On the Road in Retirement
Now that you're retired, you have time to travel. So you choose a destination, develop an itinerary, order the passport, and pack the bags. But wait, you forgot one important detail: your health.
You've got company. Millions of travelers ponder every aspect of their itinerary, but forget to take health care precautions. Yet this can be a costly and even life-threatening mistake. Whether you plan to see the pyramids in Egypt or visit your cousin Vinny in the Bronx, you need to be sure your health care needs can be met.
This is true whether you are a member of a consumer-directed health plan such as a medical savings account or you have more traditional health insurance.
You don't have to be in perfect health to take a trip. People hike, climb, sail, and ski all over the world with replaced joints, bypassed arteries, and transplanted organs. They do so safely because they prepare before leaving.
Do your homework
Older adults must be realistic about their ability to travel, AARP says. Ask yourself: What do I want to do, and what can I do? Then devise a reasonable plan with your doctor's help.
Do thorough homework well ahead of your trip and discuss any health concerns you have with your health care provider. Research the physical, political, food, and climatic conditions of foreign countries. Surf the Internet. Visit travel agencies, cruise lines, libraries, and bookstores.
If you have diabetes and plan to travel overseas, for example, find out in advance where you can get insulin, what documentation do you need to carry insulin syringes, whether you can ensure regular mealtimes, and how you will maintain your insulin levels through changing time zones. Talk with a nutritionist about easy-to-carry snacks in case meals are irregular. Wear a medical identification necklace or bracelet that says you have diabetes.
Remember that altitudes over 7,000 feet can cause mountain sickness, that humid climates can interfere with your body's ability to cool itself through perspiration, and that both can alter the effect of medications. While packing, pick clothes (and shoes) that suit the environment, topography, and amount of walking you plan.
It's a good idea to get a checkup before you go even if you're reasonably healthy, advises the American Academy of Family Physicians (AAFP). Tell your doctor where you plan to vacation, and ask what immunizations you'll need. Do this at least two months beforehand to give your doctor time to order vaccine. Have your teeth and eyes checked, too.
Take prescription medicines

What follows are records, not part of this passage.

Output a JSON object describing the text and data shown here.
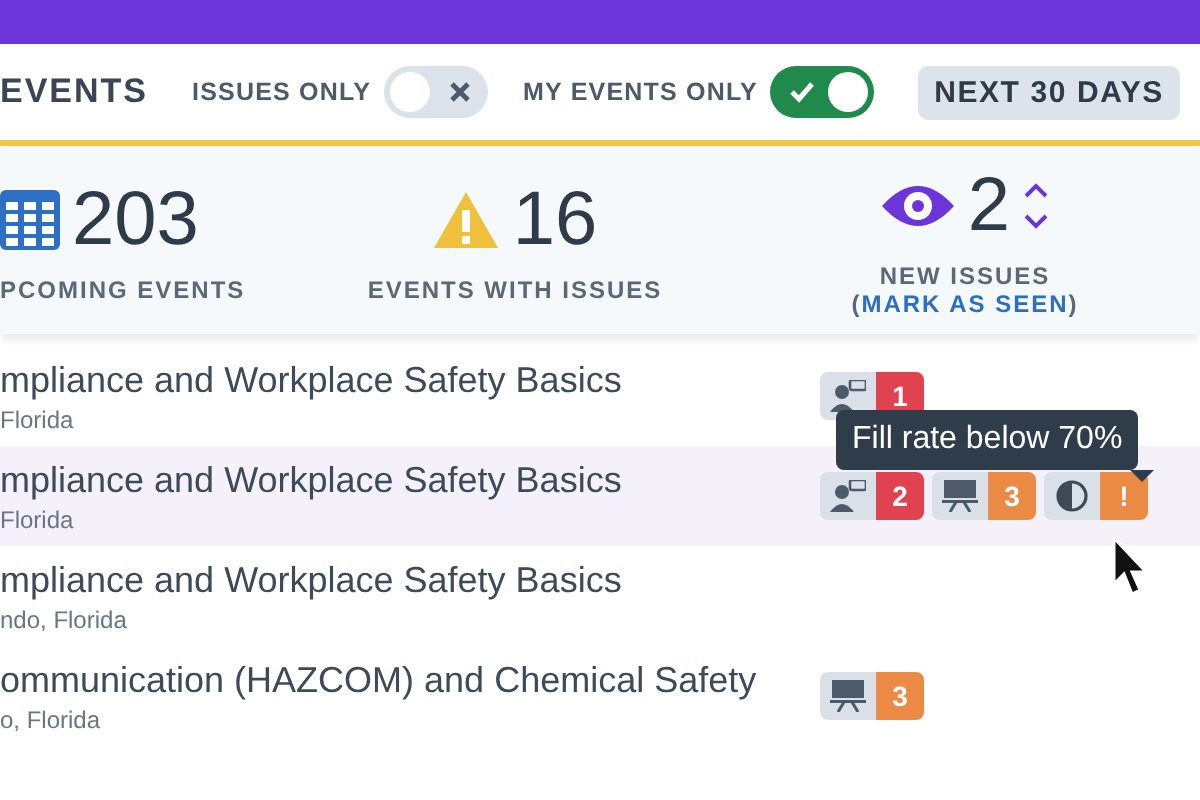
{
  "toolbar": {
    "title": "EVENTS",
    "filters": [
      {
        "label": "ISSUES ONLY",
        "on": false
      },
      {
        "label": "MY EVENTS ONLY",
        "on": true
      }
    ],
    "range_button": "NEXT 30 DAYS"
  },
  "stats": [
    {
      "kind": "calendar",
      "value": "203",
      "label": "PCOMING EVENTS"
    },
    {
      "kind": "warning",
      "value": "16",
      "label": "EVENTS WITH ISSUES"
    },
    {
      "kind": "new",
      "value": "2",
      "label": "NEW ISSUES",
      "link": "MARK AS SEEN",
      "link_brackets": [
        "(",
        ")"
      ]
    }
  ],
  "events": [
    {
      "title": "mpliance and Workplace Safety Basics",
      "location": "Florida",
      "selected": false,
      "badges": [
        {
          "kind": "instructor",
          "count": "1",
          "color": "#e0424f"
        }
      ]
    },
    {
      "title": "mpliance and Workplace Safety Basics",
      "location": "Florida",
      "selected": true,
      "badges": [
        {
          "kind": "instructor",
          "count": "2",
          "color": "#e0424f"
        },
        {
          "kind": "classroom",
          "count": "3",
          "color": "#ea8a45"
        },
        {
          "kind": "fill",
          "count": "!",
          "color": "#ea8a45"
        }
      ]
    },
    {
      "title": "mpliance and Workplace Safety Basics",
      "location": "ndo, Florida",
      "selected": false
    },
    {
      "title": "ommunication (HAZCOM) and Chemical Safety",
      "location": "o, Florida",
      "selected": false,
      "badges": [
        {
          "kind": "classroom",
          "count": "3",
          "color": "#ea8a45"
        }
      ]
    }
  ],
  "tooltip": "Fill rate below 70%"
}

Bring enough of your prescription medicine to last the duration of your trip. Carry prescription drugs in their original bottles, the AAFP says. You don't want your prescription medication mistaken for contraband drugs. Take copies of your prescriptions. If you can, find someone to translate them into the language of your destination to avoid any misunderstandings.
Insure for the unexpected
Make sure you have insurance to cover a medical emergency. Don't assume your health insurance will cover you overseas. Many nations require up-front cash payment before giving medical care to a foreigner. Also, medical systems vary from country to country, and there is no guarantee you'll receive the same quality of health care dispensed in the United States. Yet it can cost thousands of dollars to be airlifted out of a country and flown back to this nation for treatment.
Well before departure, see if your insurer—including Medicare—will cover medical emergencies overseas. If it does, ask specifically what will and will not be covered. Ask about deductibles, length and extent of coverage, and the documentation you'll need to submit a claim.
If your health insurance won't cover overseas travel, you can buy travel coverage from insurers, travel agencies, or cruise lines. Prices vary, depending on your age and the desired services. Shop around for the plan that's right for you. Consider the availability of medical care in the country you'll be visiting and whether you'll want to be flown home for care.
Lastly, travel professionals suggest you carry the address and phone number of the nearest American consulate. They might be able to help you with a medical emergency, but don't depend on consulate staff to do it all.
Your medical kit
Here are examples of items you may want to pack. You may need more (or less) depending on your health and your travel plans, from motion sickness remedies to insect repellents.
Acetaminophen or ibuprofen, for pain or fever
Antacid, an H2 blocker or a proton pump inhibitor
Laxatives, for constipation
Decongestants, for colds
Antihistamines, for allergy symptoms
Antibiotic ointment, for minor injuries
Adhesive bandage strips
Gauze pads, tape, and scissors
Sunscreen (SPF 15 or higher)
Extra prescription glasses
Eyewash or eye drops
Baggies to make an ice bag for minor injuries
A travel checklist
Get the go-ahead from your doctor, specialist, dentist, and eye practitioner. Take extra glasses, dentures, and other assistive devices.
Medical history. Carry a typed one-page sheet describing your medical history, current health problems, medications you're taking, and your doctor's name, address, phone number, fax number, and Internet address.
Insurance. Be sure you have insurance to cover a medical emergency. If your health plan doesn't provide adequate protection, purchase a traveler's assistance plan. Consider buying medical evacuation coverage if going overseas.
Prescriptions. Take at least enough for the trip's duration. Carry only in prescription bottles, and do not pack in checked luggage. Bring photocopies of prescriptions.
Shots. See a doctor at least two months before departure for immunizations.
On the Web
Useful Web sites for travel information: